Tracing the history of the iconic 'El Clasico' rivalry
It is a rivalry like no other, a match which permeates beyond the white lines of the football pitch. It's a complex cocktail of sport and politics. It's the biggest game on earth.
But, as everybody knows, El Clasico is about more than goals, Galacticos and 88 years of epic footballing rivalry.
FC Barcelona became a symbol of Catalan identity during the dictatorship of General Francisco Franco which ruled between 1939 and 1975, giving rise to the club's motto "Mes que un club" (More than a club).
Real, meanwhile, were the club of the capital and widely regarded as representing the Spanish establishment.
There are few rivalries in sport that capture the imagination like the coming together of Real Madrid and Barcelona -- a soccer match of such enormity that it has its own nickname: "El Clasico."
On the field, it is a billion-dollar grudge match between the two best teams in the football-mad country of Spain.
Off the field, it is a tale of two cities -- a clash of Castilian nationalism and Catalan pride; and a rivalry of cultures forged in the Spanish civil war and the reign of General Franco.
The modern-day El Clasico brings together the world's two highest-earning sports clubs -- apparenty boasting combined revenues of over $1 billion.
Real Madrid are famed for their extravagance -- with the $130 million paid to Manchester United for Cristiano Ronaldo in 2009 typical of their cavalier policy in the transfer market.
They profess the '"Galacticos" mentality -- a team of superstars -- demonstrated by a 2010-11 squad that cost an eye-watering $689 million to assemble.
Barca are not without their big-name signings, but rely far more heavily on homegrown talent -- with the likes of Lionel Messi and Spanish World Cup winners Xavi and Andres Iniesta being products of the club's youth academy, La Masia.
The two teams played for the first time in 1902, but the rivalry soon transcended the confines of a soccer match.
Barca came to represent the fight for Catalan independence from Spain, and a rejection of the nationalist regime that ruled the country from Madrid -- especially under the rule of Franco, who came to power at the culmination of the bloody Spanish Civil War in 1939.
Madrid were the all-powerful institution. They had political and royal backing -- the "Real" in their name, meaning "Royal," was a gift from King Alfonso XIII in 1920 -- and from the 1950s, boasted a collection of the world's best and most glamorous players.
The relationship was exacerbated by the transfer of Alfredo Di Stefano to Madrid in 1953. The Argentine was wanted by both clubs, and both thought they'd signed him.
But it was Madrid who got the legendary striker, and Di Stefano duly inspired a decade of dominance at the Bernabeu.
Barca have always suspected foul play. Their official website claims a "royal decree" persuaded Di Stefano to join Madrid, and there has long been the suggestion that the establishment pushed the deal through.

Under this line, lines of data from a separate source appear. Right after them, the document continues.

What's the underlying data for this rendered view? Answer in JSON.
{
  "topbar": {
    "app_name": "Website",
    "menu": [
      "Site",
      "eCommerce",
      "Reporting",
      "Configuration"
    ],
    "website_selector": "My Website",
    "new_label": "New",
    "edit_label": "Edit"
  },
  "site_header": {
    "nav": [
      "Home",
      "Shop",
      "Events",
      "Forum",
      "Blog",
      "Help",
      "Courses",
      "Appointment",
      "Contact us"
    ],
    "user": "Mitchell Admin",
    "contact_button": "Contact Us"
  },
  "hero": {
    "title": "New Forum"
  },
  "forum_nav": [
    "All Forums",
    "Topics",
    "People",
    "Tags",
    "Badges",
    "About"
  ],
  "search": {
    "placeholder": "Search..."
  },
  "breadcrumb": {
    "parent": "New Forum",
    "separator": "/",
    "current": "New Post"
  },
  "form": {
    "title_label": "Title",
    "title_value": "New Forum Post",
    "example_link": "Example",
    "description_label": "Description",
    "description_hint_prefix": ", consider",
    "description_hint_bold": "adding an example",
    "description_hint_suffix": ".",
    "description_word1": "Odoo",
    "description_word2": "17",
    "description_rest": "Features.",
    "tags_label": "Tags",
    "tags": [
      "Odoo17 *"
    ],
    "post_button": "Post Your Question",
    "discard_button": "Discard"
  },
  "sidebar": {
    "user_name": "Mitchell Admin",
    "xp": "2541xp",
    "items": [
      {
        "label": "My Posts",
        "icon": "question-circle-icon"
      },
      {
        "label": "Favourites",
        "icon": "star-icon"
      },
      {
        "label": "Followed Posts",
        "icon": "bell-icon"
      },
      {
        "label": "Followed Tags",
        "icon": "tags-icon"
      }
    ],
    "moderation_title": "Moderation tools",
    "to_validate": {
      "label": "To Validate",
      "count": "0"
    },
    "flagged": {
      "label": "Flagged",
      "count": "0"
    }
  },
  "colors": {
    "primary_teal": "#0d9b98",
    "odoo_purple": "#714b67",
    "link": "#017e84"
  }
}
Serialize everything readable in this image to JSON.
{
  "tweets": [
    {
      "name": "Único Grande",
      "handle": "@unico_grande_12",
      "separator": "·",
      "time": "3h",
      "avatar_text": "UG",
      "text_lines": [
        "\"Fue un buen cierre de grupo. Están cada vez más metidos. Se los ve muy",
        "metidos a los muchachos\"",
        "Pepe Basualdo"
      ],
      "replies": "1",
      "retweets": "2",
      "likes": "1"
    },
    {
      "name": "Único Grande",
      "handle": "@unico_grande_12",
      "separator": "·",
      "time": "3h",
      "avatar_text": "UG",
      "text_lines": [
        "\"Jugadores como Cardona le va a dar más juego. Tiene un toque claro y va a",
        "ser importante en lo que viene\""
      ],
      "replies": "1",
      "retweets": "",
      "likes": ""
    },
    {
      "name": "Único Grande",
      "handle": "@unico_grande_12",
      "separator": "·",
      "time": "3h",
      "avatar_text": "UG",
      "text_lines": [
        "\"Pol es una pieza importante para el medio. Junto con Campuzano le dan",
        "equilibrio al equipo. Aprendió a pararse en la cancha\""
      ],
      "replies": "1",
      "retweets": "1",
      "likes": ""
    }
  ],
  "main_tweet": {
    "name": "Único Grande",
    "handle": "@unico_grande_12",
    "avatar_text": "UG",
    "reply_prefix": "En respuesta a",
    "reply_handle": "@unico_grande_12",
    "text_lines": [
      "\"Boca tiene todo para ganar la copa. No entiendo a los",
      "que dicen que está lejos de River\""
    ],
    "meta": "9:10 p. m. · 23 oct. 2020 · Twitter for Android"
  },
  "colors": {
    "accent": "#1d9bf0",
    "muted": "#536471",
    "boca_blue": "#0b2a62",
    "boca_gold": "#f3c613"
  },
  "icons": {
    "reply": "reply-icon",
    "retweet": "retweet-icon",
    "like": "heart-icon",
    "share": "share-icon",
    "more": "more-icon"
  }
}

The El Clasico was recently defined by two world-class players, and two world-beating coaches. It used to be Madrid's Cristiano Ronaldo against Barca's Messi on the field, and Jose Mourinho against Pep Guardiola on the sidelines.
Until relatively recently the Real-Barca rivalry was a one-sided affair. Madrid built dynasties in the 1950s and 1960s, and continued to dominate domestically and in Europe throughout the 1970s and 1980s.
Barca enjoyed sporadic success, but it wasn't until the early 1990s that they finally launched a dynasty of their own -- winning four titles in a row under Dutch coach Johan Cruyff before lifting their first European Cup in 1992.
The balance of power shifted back and forth over the next 15 years, but Barca are now in the ascendancy.
But El Clasico still manages to captivate the attention of literally every single eyeball around the globe.